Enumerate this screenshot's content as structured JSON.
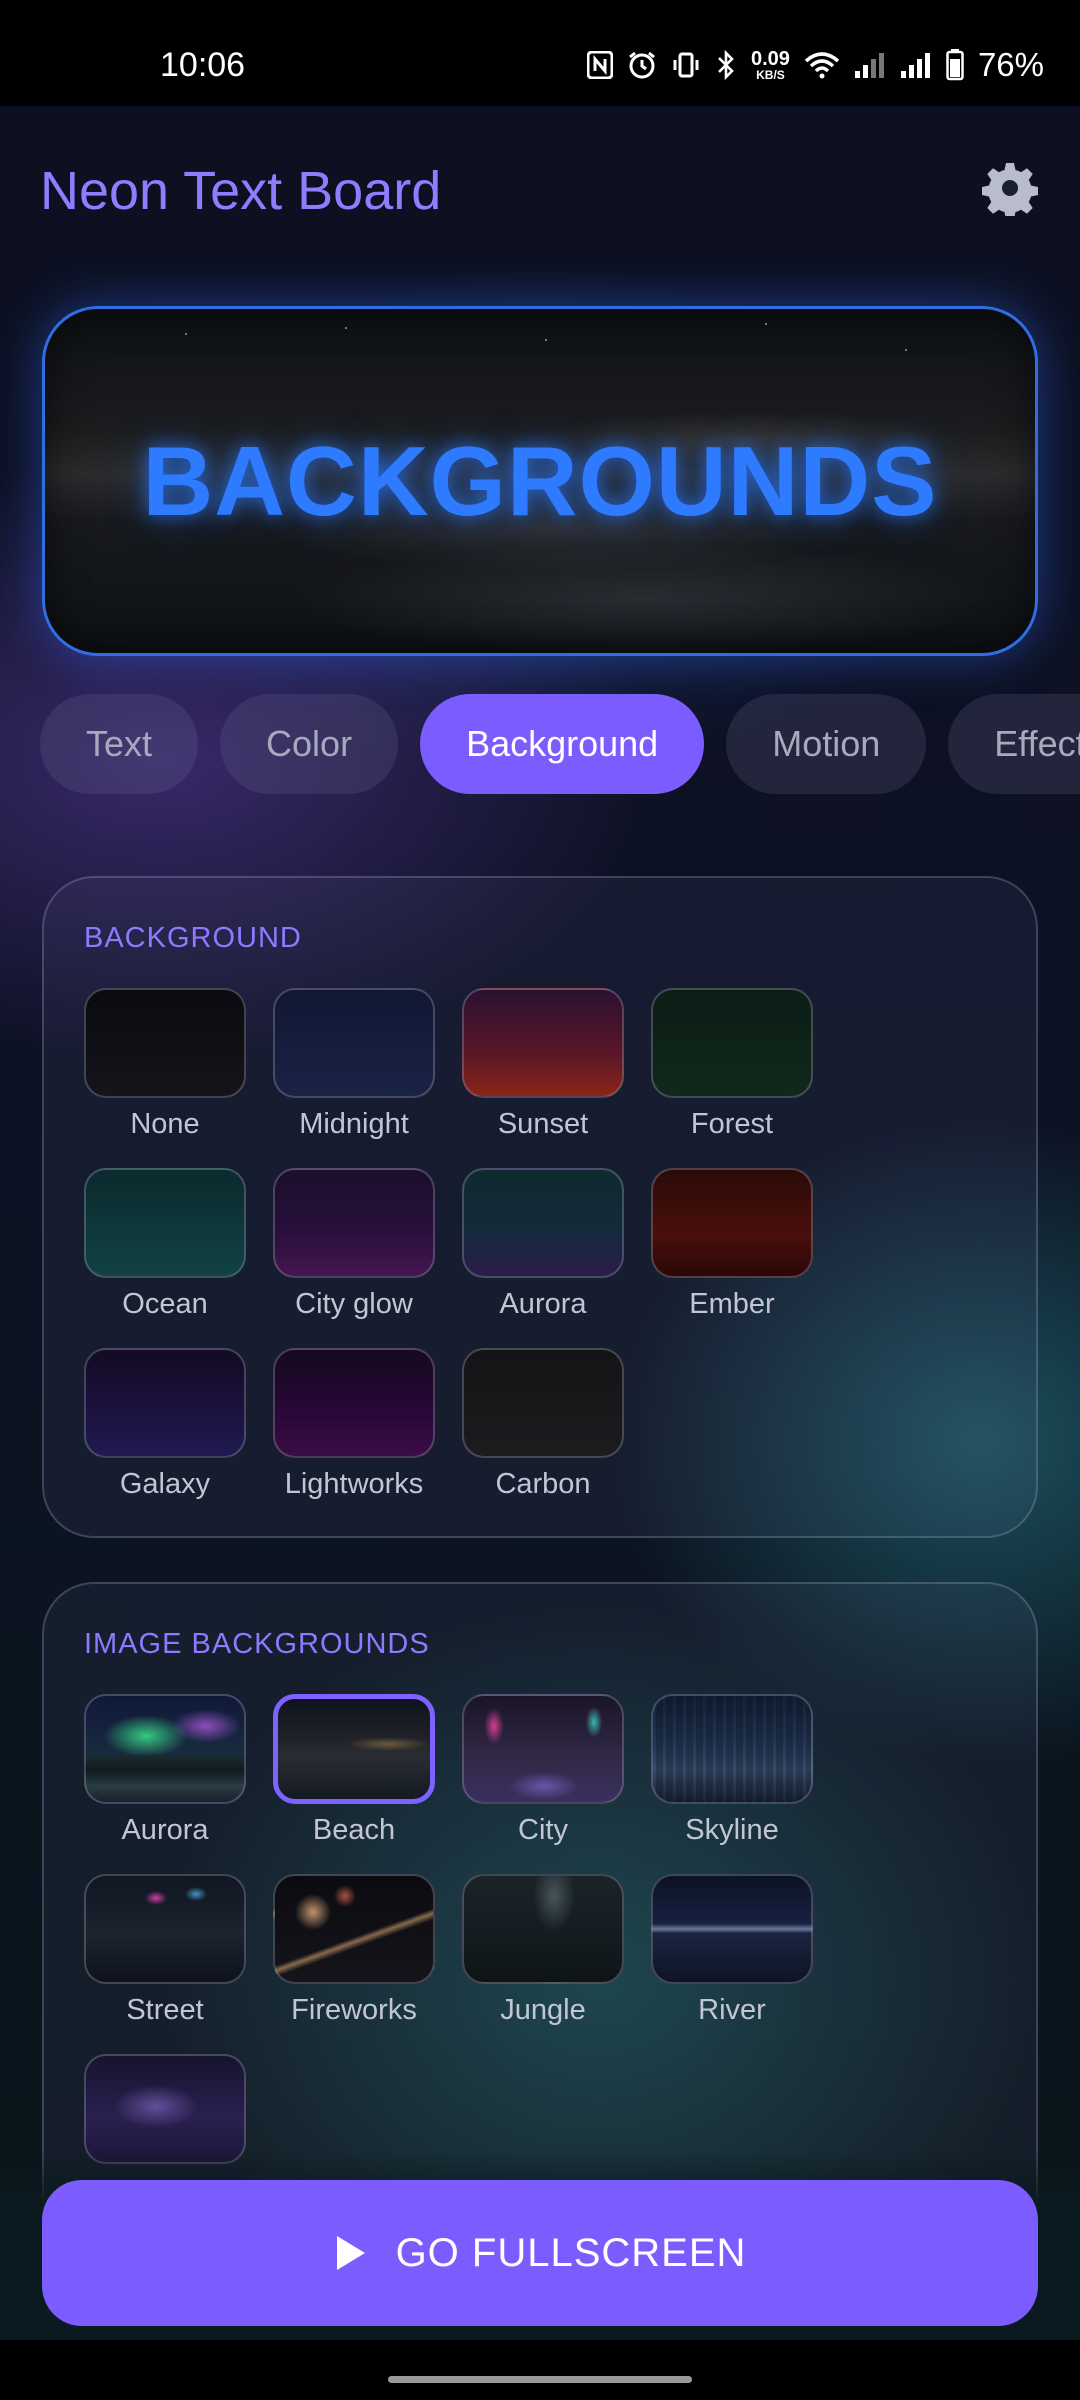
{
  "status_bar": {
    "time": "10:06",
    "net_speed_value": "0.09",
    "net_speed_unit": "KB/S",
    "battery": "76%",
    "icons": [
      "nfc-icon",
      "alarm-icon",
      "vibrate-icon",
      "bluetooth-icon",
      "wifi-icon",
      "signal-icon",
      "signal-icon",
      "battery-icon"
    ]
  },
  "header": {
    "title": "Neon Text Board",
    "settings_icon": "gear-icon"
  },
  "preview": {
    "text": "BACKGROUNDS",
    "text_color": "#2f7bff",
    "border_color": "#2f6de0"
  },
  "tabs": [
    {
      "label": "Text",
      "active": false
    },
    {
      "label": "Color",
      "active": false
    },
    {
      "label": "Background",
      "active": true
    },
    {
      "label": "Motion",
      "active": false
    },
    {
      "label": "Effects",
      "active": false
    }
  ],
  "background_panel": {
    "title": "BACKGROUND",
    "items": [
      {
        "label": "None"
      },
      {
        "label": "Midnight"
      },
      {
        "label": "Sunset"
      },
      {
        "label": "Forest"
      },
      {
        "label": "Ocean"
      },
      {
        "label": "City glow"
      },
      {
        "label": "Aurora"
      },
      {
        "label": "Ember"
      },
      {
        "label": "Galaxy"
      },
      {
        "label": "Lightworks"
      },
      {
        "label": "Carbon"
      }
    ]
  },
  "image_panel": {
    "title": "IMAGE BACKGROUNDS",
    "selected": "Beach",
    "items": [
      {
        "label": "Aurora"
      },
      {
        "label": "Beach"
      },
      {
        "label": "City"
      },
      {
        "label": "Skyline"
      },
      {
        "label": "Street"
      },
      {
        "label": "Fireworks"
      },
      {
        "label": "Jungle"
      },
      {
        "label": "River"
      }
    ]
  },
  "fullscreen_button": {
    "label": "GO FULLSCREEN",
    "icon": "play-icon"
  },
  "colors": {
    "accent": "#7b5cff",
    "title": "#8f7cff"
  }
}
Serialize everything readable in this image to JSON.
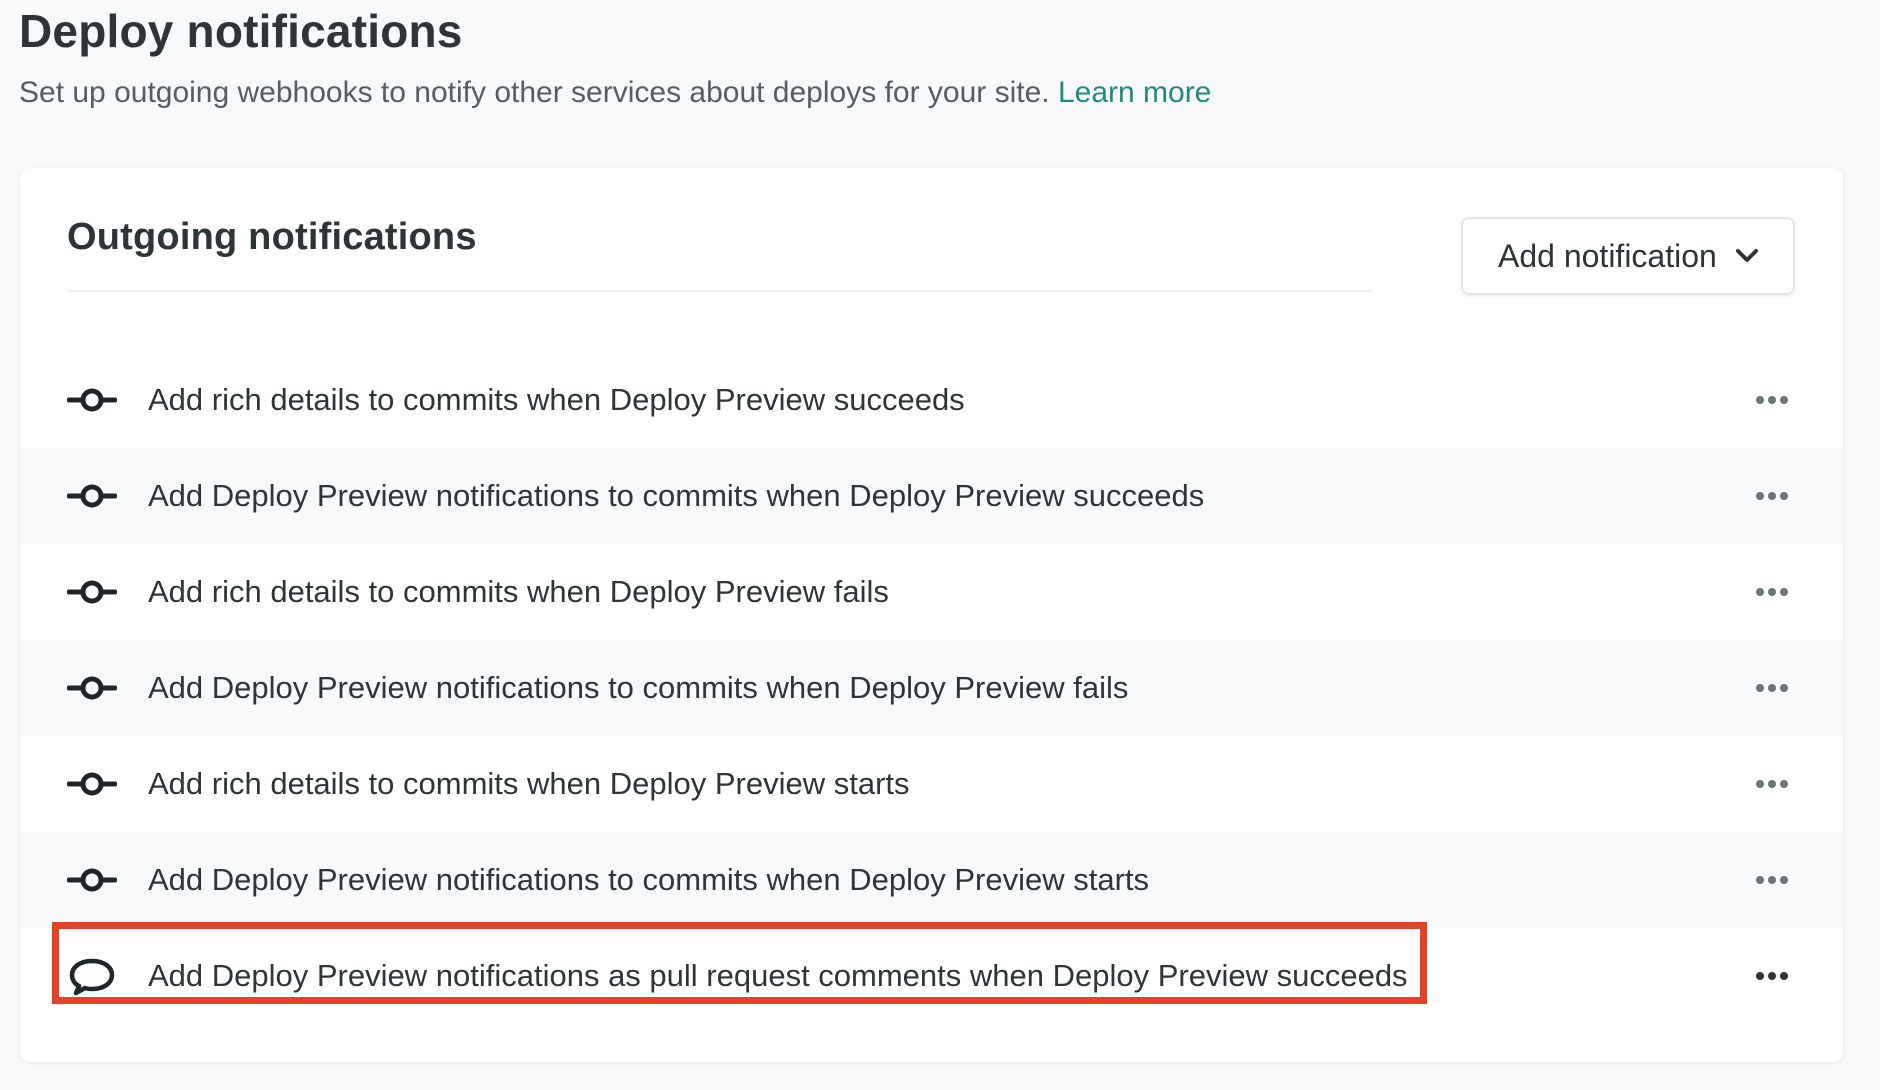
{
  "header": {
    "title": "Deploy notifications",
    "subtitle": "Set up outgoing webhooks to notify other services about deploys for your site.",
    "learn_more": "Learn more"
  },
  "card": {
    "title": "Outgoing notifications",
    "add_button_label": "Add notification"
  },
  "notifications": [
    {
      "label": "Add rich details to commits when Deploy Preview succeeds",
      "icon": "commit-icon"
    },
    {
      "label": "Add Deploy Preview notifications to commits when Deploy Preview succeeds",
      "icon": "commit-icon"
    },
    {
      "label": "Add rich details to commits when Deploy Preview fails",
      "icon": "commit-icon"
    },
    {
      "label": "Add Deploy Preview notifications to commits when Deploy Preview fails",
      "icon": "commit-icon"
    },
    {
      "label": "Add rich details to commits when Deploy Preview starts",
      "icon": "commit-icon"
    },
    {
      "label": "Add Deploy Preview notifications to commits when Deploy Preview starts",
      "icon": "commit-icon"
    },
    {
      "label": "Add Deploy Preview notifications as pull request comments when Deploy Preview succeeds",
      "icon": "comment-icon"
    }
  ],
  "colors": {
    "link": "#25887c",
    "highlight": "#e8412a",
    "text": "#2e3538"
  }
}
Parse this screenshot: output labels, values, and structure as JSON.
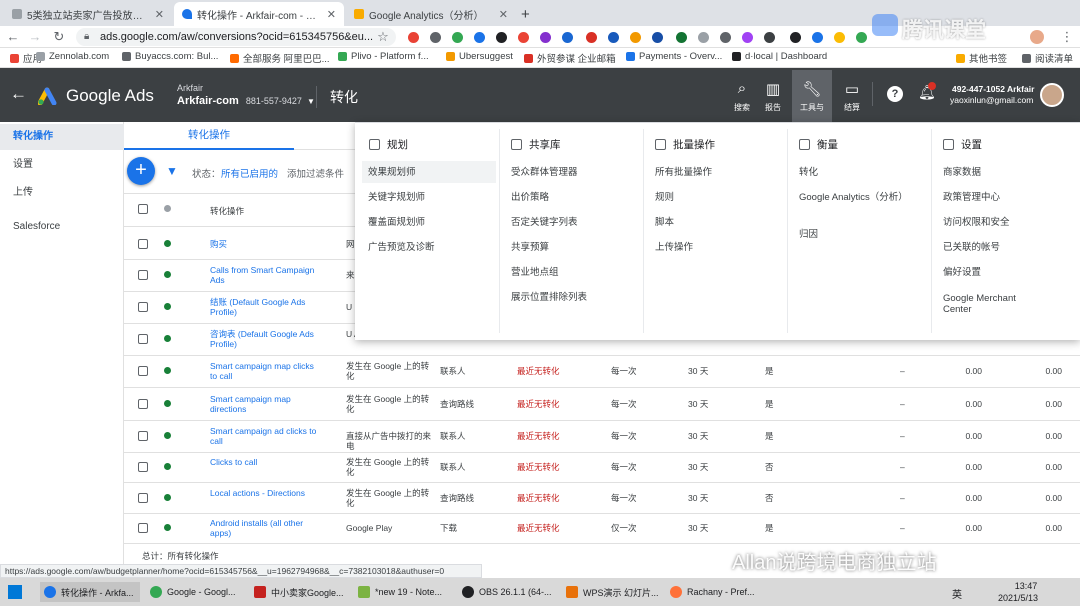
{
  "browser": {
    "tabs": [
      {
        "title": "5类独立站卖家广告投放课程",
        "color": "#9aa0a6"
      },
      {
        "title": "转化操作 - Arkfair-com - Goog",
        "color": "#1a73e8"
      },
      {
        "title": "Google Analytics（分析）",
        "color": "#f9ab00"
      }
    ],
    "new_tab": "+",
    "url": "ads.google.com/aw/conversions?ocid=615345756&eu...",
    "bookmarks": [
      "应用",
      "Zennolab.com",
      "Buyaccs.com: Bul...",
      "全部服务 阿里巴巴...",
      "Plivo - Platform f...",
      "Ubersuggest",
      "外贸参谋 企业邮箱",
      "Payments - Overv...",
      "d·local | Dashboard",
      "其他书签",
      "阅读清单"
    ]
  },
  "header": {
    "product": "Google Ads",
    "account_label": "Arkfair",
    "account_name": "Arkfair-com",
    "account_id": "881-557-9427",
    "page_title": "转化",
    "icons": [
      {
        "name": "search",
        "label": "搜索",
        "glyph": "⌕"
      },
      {
        "name": "reports",
        "label": "报告",
        "glyph": "▥"
      },
      {
        "name": "tools",
        "label": "工具与",
        "glyph": "🔧"
      },
      {
        "name": "billing",
        "label": "结算",
        "glyph": "▭"
      }
    ],
    "help": "?",
    "user_phone": "492-447-1052 Arkfair",
    "user_email": "yaoxinlun@gmail.com"
  },
  "sidebar": {
    "items": [
      "转化操作",
      "设置",
      "上传",
      "Salesforce"
    ]
  },
  "main": {
    "subtab": "转化操作",
    "filter_status": "状态：",
    "filter_value": "所有已启用的",
    "add_filter": "添加过滤条件",
    "col_header": "转化操作",
    "rows": [
      {
        "name": "购买",
        "source": "网",
        "cat": "",
        "status": "",
        "count": "",
        "window": "",
        "incl": "",
        "v1": "",
        "v2": ""
      },
      {
        "name": "Calls from Smart Campaign Ads",
        "source": "来",
        "cat": "",
        "status": "",
        "count": "",
        "window": "",
        "incl": "",
        "v1": "",
        "v2": ""
      },
      {
        "name": "结账 (Default Google Ads Profile)",
        "source": "U",
        "cat": "",
        "status": "",
        "count": "",
        "window": "",
        "incl": "",
        "v1": "",
        "v2": ""
      },
      {
        "name": "咨询表 (Default Google Ads Profile)",
        "source": "U Analytics（分析）",
        "cat": "",
        "status": "",
        "count": "",
        "window": "",
        "incl": "",
        "v1": "",
        "v2": ""
      },
      {
        "name": "Smart campaign map clicks to call",
        "source": "发生在 Google 上的转化",
        "cat": "联系人",
        "status": "最近无转化",
        "count": "每一次",
        "window": "30 天",
        "incl": "是",
        "v1": "0.00",
        "v2": "0.00"
      },
      {
        "name": "Smart campaign map directions",
        "source": "发生在 Google 上的转化",
        "cat": "查询路线",
        "status": "最近无转化",
        "count": "每一次",
        "window": "30 天",
        "incl": "是",
        "v1": "0.00",
        "v2": "0.00"
      },
      {
        "name": "Smart campaign ad clicks to call",
        "source": "直接从广告中拨打的来电",
        "cat": "联系人",
        "status": "最近无转化",
        "count": "每一次",
        "window": "30 天",
        "incl": "是",
        "v1": "0.00",
        "v2": "0.00"
      },
      {
        "name": "Clicks to call",
        "source": "发生在 Google 上的转化",
        "cat": "联系人",
        "status": "最近无转化",
        "count": "每一次",
        "window": "30 天",
        "incl": "否",
        "v1": "0.00",
        "v2": "0.00"
      },
      {
        "name": "Local actions - Directions",
        "source": "发生在 Google 上的转化",
        "cat": "查询路线",
        "status": "最近无转化",
        "count": "每一次",
        "window": "30 天",
        "incl": "否",
        "v1": "0.00",
        "v2": "0.00"
      },
      {
        "name": "Android installs (all other apps)",
        "source": "Google Play",
        "cat": "下载",
        "status": "最近无转化",
        "count": "仅一次",
        "window": "30 天",
        "incl": "是",
        "v1": "0.00",
        "v2": "0.00"
      }
    ],
    "total": "总计：所有转化操作"
  },
  "menu": {
    "columns": [
      {
        "title": "规划",
        "items": [
          "效果规划师",
          "关键字规划师",
          "覆盖面规划师",
          "广告预览及诊断"
        ]
      },
      {
        "title": "共享库",
        "items": [
          "受众群体管理器",
          "出价策略",
          "否定关键字列表",
          "共享预算",
          "营业地点组",
          "展示位置排除列表"
        ]
      },
      {
        "title": "批量操作",
        "items": [
          "所有批量操作",
          "规则",
          "脚本",
          "上传操作"
        ]
      },
      {
        "title": "衡量",
        "items": [
          "转化",
          "Google Analytics（分析）",
          "归因"
        ]
      },
      {
        "title": "设置",
        "items": [
          "商家数据",
          "政策管理中心",
          "访问权限和安全",
          "已关联的帐号",
          "偏好设置",
          "Google Merchant Center"
        ]
      }
    ]
  },
  "status_url": "https://ads.google.com/aw/budgetplanner/home?ocid=615345756&__u=1962794968&__c=7382103018&authuser=0",
  "taskbar": {
    "tasks": [
      "转化操作 - Arkfa...",
      "Google - Googl...",
      "中小卖家Google...",
      "*new 19 - Note...",
      "OBS 26.1.1 (64-...",
      "WPS演示 幻灯片...",
      "Rachany - Pref..."
    ],
    "ime": "英",
    "time": "13:47",
    "date": "2021/5/13"
  },
  "watermarks": {
    "top": "腾讯课堂",
    "bottom": "Allan说跨境电商独立站"
  }
}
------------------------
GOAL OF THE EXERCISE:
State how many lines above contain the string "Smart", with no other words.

EXPECTED ANSWER:
4